Task directions =>
From the records below, find each line with the string "image" and copy it.

Given records =>
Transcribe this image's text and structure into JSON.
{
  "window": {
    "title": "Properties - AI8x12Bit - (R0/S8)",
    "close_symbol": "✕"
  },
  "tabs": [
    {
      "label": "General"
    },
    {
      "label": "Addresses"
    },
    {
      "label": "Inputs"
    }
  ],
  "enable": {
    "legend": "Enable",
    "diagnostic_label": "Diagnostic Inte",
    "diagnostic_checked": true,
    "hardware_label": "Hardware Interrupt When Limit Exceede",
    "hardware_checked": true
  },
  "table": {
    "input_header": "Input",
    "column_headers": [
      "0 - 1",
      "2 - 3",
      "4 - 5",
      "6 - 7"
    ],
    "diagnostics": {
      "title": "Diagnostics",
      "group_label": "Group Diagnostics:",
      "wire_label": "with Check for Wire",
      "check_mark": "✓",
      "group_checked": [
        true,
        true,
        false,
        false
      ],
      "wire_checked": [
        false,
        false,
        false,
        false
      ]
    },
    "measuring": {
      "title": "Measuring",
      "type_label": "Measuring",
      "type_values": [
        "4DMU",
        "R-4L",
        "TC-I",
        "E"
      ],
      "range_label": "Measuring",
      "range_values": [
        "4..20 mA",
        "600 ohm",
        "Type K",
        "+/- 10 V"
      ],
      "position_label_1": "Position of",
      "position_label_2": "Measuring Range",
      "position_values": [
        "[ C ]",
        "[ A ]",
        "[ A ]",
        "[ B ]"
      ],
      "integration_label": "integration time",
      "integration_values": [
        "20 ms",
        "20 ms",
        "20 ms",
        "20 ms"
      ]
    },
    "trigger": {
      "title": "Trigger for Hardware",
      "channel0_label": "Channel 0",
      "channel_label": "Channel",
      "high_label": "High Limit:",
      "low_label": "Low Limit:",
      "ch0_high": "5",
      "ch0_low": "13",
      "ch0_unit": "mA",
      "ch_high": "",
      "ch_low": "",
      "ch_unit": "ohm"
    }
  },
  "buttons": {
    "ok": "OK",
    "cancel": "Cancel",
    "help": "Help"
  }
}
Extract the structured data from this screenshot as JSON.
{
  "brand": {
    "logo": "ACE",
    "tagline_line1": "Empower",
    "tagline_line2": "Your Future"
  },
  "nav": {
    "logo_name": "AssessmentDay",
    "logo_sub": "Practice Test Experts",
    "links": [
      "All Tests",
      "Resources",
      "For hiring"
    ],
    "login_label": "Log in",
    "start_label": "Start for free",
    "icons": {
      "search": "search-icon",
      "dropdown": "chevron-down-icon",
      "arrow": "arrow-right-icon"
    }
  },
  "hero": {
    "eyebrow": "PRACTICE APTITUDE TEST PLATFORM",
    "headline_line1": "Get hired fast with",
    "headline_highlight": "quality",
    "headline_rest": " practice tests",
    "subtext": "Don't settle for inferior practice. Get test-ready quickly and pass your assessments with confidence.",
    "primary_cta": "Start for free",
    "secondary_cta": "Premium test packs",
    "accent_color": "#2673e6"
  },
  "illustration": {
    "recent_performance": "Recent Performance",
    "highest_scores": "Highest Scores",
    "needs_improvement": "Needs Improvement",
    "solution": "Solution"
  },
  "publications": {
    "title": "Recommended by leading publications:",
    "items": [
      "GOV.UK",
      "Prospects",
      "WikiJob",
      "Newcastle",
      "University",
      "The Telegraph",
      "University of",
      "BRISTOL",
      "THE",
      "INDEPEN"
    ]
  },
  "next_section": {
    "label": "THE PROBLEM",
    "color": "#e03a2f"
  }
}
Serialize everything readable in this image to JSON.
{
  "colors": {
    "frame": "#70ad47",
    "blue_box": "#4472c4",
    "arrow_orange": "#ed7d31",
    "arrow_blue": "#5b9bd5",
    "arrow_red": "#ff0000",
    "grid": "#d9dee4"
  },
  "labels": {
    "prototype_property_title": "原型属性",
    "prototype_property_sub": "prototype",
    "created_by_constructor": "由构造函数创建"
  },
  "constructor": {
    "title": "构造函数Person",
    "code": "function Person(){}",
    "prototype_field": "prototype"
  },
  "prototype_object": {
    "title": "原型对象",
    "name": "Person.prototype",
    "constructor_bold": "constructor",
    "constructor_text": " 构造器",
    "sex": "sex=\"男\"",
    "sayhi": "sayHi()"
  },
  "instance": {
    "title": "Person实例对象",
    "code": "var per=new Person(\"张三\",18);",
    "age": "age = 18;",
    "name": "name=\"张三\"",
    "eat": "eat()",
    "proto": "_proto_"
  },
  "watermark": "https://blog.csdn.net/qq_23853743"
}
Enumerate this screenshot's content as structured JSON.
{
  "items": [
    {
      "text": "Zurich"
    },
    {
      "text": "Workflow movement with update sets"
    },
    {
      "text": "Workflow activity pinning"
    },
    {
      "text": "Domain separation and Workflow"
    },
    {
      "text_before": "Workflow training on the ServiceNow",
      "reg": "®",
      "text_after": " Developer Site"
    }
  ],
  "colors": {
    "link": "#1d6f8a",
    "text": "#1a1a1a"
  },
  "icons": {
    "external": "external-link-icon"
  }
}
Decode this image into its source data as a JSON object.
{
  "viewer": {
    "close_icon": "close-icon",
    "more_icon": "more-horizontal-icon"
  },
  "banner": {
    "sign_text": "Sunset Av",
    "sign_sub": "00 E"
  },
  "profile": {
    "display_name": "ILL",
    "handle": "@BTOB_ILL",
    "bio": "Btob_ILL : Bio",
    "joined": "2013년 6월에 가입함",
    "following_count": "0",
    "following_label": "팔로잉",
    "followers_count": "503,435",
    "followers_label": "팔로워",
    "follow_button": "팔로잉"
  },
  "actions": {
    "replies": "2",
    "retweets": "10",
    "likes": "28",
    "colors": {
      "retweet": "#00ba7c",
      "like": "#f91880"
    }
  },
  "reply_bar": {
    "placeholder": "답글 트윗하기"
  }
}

Response box =>
Transcribe this image's text and structure into JSON.
Serialize everything readable in this image to JSON.
Decode this image into its source data as a JSON object.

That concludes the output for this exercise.